Per- and polyfluoroalkyl substances (“PFAS”) are a group of man-made chemicals that contain nearly 5,000 different compounds. PFAS are ubiquitous and can be found in a variety of everyday products, including stain- and water-resistant fabrics and carpeting, cleaning products, cookware, paints, and fire-fighting foams.
While PFAS compounds remain largely unregulated at the federal level, the United States Environmental Protection Agency (“EPA”) has taken some steps to develop guidelines with respect to two PFAS compounds. In 2016, EPA issued drinking-water health advisories for the sum of PFOA and PFOS at 70 ppt. This remains the nonbinding standard for PFOA and PFOS at the federal level.

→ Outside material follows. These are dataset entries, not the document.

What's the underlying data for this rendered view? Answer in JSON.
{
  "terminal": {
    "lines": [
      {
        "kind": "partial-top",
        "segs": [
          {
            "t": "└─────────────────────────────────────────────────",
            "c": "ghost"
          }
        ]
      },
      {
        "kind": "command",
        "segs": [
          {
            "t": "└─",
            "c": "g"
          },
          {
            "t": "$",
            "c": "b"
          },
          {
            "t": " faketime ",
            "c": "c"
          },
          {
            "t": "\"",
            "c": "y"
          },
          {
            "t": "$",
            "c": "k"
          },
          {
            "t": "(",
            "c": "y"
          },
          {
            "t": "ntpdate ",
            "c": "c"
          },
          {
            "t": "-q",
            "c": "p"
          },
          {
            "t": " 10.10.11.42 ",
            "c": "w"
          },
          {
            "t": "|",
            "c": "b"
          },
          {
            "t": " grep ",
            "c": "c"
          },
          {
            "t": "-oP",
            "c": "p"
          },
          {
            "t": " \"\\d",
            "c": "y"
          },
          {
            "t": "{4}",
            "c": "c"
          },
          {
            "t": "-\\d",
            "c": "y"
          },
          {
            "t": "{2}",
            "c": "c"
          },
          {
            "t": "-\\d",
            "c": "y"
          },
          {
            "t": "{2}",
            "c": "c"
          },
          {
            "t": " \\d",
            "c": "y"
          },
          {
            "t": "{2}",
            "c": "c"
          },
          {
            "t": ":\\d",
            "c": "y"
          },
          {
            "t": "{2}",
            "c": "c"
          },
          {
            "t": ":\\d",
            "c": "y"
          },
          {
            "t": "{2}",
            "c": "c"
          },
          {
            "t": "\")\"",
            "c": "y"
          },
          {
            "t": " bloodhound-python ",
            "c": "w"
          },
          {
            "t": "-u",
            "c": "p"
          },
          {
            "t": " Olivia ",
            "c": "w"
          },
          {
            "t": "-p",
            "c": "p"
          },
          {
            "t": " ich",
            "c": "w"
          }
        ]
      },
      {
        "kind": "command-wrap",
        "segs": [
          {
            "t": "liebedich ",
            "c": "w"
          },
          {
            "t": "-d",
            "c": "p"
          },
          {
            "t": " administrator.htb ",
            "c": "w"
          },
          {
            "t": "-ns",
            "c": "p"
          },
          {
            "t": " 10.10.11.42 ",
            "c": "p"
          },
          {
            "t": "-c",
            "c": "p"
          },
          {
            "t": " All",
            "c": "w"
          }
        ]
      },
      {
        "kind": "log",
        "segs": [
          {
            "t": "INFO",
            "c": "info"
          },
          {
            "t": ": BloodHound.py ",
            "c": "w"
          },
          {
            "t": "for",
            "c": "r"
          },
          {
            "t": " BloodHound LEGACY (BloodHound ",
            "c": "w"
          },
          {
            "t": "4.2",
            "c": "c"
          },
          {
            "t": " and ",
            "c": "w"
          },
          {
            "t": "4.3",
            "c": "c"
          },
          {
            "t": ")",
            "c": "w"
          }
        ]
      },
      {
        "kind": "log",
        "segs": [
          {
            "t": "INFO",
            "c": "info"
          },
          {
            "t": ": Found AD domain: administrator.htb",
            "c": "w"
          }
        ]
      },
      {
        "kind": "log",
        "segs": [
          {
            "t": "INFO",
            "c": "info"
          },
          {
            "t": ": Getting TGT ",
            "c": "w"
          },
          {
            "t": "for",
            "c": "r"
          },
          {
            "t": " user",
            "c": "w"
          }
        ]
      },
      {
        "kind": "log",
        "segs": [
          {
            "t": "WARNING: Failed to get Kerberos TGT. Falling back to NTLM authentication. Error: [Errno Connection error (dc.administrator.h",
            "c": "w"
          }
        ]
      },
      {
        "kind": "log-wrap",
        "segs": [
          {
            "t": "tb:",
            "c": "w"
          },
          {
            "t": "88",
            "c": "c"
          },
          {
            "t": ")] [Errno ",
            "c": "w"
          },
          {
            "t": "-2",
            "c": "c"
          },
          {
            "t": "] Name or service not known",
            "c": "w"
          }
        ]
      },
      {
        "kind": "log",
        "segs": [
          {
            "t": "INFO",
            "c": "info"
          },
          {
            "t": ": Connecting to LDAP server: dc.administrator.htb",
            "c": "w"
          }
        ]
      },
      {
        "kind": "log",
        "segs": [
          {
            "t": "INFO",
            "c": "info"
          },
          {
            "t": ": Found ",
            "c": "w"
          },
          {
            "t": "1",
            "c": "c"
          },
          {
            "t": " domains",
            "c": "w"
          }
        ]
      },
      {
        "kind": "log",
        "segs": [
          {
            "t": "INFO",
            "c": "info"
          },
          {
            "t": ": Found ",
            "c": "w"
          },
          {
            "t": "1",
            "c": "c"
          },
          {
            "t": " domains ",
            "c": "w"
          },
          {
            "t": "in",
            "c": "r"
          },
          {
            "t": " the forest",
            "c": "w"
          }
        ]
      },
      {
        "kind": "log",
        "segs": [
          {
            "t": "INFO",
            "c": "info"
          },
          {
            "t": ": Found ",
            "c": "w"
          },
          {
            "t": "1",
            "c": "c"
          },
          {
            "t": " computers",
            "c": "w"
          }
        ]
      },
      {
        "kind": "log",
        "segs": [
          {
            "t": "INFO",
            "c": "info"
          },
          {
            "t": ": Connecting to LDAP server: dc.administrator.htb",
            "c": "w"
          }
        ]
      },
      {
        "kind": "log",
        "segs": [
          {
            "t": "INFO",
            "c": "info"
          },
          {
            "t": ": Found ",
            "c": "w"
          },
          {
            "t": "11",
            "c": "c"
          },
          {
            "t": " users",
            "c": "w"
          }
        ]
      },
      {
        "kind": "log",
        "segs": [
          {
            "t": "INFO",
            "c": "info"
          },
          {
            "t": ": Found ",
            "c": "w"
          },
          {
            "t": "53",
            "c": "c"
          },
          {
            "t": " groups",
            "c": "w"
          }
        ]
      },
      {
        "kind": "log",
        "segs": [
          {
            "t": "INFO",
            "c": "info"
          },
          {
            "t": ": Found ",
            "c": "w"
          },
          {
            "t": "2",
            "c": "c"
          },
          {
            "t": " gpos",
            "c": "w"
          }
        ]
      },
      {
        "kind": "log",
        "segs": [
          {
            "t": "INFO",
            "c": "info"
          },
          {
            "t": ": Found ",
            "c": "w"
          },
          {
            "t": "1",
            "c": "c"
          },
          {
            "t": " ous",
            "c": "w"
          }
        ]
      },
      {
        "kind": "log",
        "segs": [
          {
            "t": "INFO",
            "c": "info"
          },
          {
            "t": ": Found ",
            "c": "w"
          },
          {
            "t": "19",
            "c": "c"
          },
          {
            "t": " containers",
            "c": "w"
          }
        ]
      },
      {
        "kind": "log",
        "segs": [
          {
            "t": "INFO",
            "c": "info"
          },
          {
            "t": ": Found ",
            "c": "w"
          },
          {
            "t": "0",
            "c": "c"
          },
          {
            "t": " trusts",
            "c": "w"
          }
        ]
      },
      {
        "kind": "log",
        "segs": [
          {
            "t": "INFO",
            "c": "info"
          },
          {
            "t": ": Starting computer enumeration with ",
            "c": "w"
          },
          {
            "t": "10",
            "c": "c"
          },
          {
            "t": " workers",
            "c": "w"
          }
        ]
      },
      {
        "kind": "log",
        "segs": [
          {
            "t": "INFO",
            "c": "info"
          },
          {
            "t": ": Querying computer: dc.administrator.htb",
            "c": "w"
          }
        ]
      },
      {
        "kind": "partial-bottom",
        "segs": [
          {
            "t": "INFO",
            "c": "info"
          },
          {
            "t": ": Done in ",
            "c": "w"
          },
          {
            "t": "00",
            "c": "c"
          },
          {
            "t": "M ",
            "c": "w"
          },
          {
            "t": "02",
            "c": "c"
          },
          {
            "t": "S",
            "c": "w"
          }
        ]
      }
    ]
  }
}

In the absence of federal standards, some states have developed their own PFAS drinking water standards. The following chart details state proposed and adopted drinking water standards or advisory levels for a variety of PFAS compounds.